Attendance began slowly climbing again thanks to the popularity of video game models, specifically the characters of Konami’s Tokimeki Memorial series and then exploded when Neon Genesis Evangelion took off in 1996. Bandai’s JAF-CON was still overshadowing Wonder Festival, but the momentum of Evangelion was unstoppable. After attendance had cratered at around 5,000 in the summer of 1992, five years later attendance surpassed 20,000 for the first time.
It’s challenging to describe just how popular Evangelion—well, the women of Evangelion—were with the garage kit community, but for a few years, Yoshiyuki Sadamoto’s characters dominated the industry. Magazines featured regularly featured models of Rei and Asuka on the cover, manufacturers of all sizes churned out an immense number of kits based on the characters and for a while, Evangelion was impossible to escape.
By the end of the decade, however, changes were coming to the industry that even Evangelion couldn’t stop. Thanks in part to the rise of high-end adult collectibles from overseas companies like McFarlane Toys, demand rose for completed figures and toys; collectibles that wouldn’t require the time or effort of a garage kit but still provide a high level of quality and display potential.
A Dichotomy of Plastic
The official Wonder Festival website describes the 2000 Winter event as representing a major shift in what people wanted, saying that the most popular item in the event hall that year was action figures. A year later at the 2001 Summer event, there was even a “McFarlane Toy Figure Show.” It wasn’t just overseas companies that were embracing this change, however, with lots of long-standing garage kit manufacturers jumping in.
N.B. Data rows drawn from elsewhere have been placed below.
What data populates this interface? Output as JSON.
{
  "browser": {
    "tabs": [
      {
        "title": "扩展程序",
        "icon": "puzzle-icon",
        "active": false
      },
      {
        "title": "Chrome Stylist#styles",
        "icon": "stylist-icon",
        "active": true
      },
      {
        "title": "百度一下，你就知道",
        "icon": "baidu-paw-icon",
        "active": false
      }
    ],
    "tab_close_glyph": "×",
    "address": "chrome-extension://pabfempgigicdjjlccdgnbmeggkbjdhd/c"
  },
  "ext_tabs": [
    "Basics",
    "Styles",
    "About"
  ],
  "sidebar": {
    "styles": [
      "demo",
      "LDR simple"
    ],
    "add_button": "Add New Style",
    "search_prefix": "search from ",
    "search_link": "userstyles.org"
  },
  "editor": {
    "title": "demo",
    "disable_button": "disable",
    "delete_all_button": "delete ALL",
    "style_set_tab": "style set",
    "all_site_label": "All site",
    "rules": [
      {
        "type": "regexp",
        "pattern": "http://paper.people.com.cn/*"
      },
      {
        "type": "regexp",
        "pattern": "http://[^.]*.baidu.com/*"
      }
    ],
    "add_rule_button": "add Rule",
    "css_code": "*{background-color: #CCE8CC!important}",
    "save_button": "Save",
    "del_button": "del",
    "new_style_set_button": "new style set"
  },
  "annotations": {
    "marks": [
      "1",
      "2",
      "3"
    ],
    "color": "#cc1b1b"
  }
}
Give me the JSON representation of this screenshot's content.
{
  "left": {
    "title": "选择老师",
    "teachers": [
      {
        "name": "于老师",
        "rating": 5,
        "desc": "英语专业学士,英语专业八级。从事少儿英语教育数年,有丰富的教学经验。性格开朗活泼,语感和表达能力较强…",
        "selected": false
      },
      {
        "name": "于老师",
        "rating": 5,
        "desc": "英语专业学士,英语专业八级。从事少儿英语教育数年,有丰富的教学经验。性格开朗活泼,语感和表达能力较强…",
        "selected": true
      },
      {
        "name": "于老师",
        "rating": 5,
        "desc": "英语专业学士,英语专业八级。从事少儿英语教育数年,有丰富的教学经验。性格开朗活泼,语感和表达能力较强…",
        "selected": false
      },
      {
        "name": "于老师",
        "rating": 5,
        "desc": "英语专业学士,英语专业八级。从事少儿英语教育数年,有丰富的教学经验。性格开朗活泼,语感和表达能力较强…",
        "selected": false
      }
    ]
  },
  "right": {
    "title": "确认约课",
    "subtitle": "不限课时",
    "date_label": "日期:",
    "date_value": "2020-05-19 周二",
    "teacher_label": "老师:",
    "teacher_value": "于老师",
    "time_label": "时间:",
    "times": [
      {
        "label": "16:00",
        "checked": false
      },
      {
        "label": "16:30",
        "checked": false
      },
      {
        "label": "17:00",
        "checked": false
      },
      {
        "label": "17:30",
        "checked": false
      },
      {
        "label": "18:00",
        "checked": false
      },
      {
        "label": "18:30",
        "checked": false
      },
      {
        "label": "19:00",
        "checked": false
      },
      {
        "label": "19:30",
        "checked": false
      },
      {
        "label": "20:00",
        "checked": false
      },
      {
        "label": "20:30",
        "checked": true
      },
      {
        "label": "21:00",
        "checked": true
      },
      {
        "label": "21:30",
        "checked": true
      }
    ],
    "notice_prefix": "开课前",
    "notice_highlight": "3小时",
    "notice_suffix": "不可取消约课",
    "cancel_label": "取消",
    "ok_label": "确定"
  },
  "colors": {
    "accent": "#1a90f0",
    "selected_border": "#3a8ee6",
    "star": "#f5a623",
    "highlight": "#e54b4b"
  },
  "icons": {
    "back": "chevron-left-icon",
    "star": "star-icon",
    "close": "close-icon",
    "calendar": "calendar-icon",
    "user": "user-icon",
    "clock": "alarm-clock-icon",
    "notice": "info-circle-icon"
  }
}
Max Factory had been experimenting with pre-painted kits since 1988, initially starting with a RoboCop figure and later offering a range of pre-painted Guyver models. In 2004 they released a pre-painted figure from the video game series Dead or Alive, based on the character Kasumi. It sold 44,000 copies and proved to be a huge hit for the company. While that style of figure drew inspiration from a long line of figure garage kits, other garage kit manufacturers, like Fewture, took more direct inspiration from McFarlane toys and released figures in the American style. Regardless of the approach, the intention was the same; offer a high-quality figure to enthusiasts who didn’t want to spend the time to build a model.
According to Wonder Festival’s own website, as early as 2003 the value of the garage kit portion of the convention was coming into question. The popularity of finished goods certainly suggested that trends were moving in that direction and the days of the old-fashioned, build-it-yourself garage kit might be finished. Thankfully that didn’t happen, and today the event splits its space between big manufacturers showing off their latest toys and figures and the small-time garage kits manufacturers who are still able to get one-day licenses for their kits.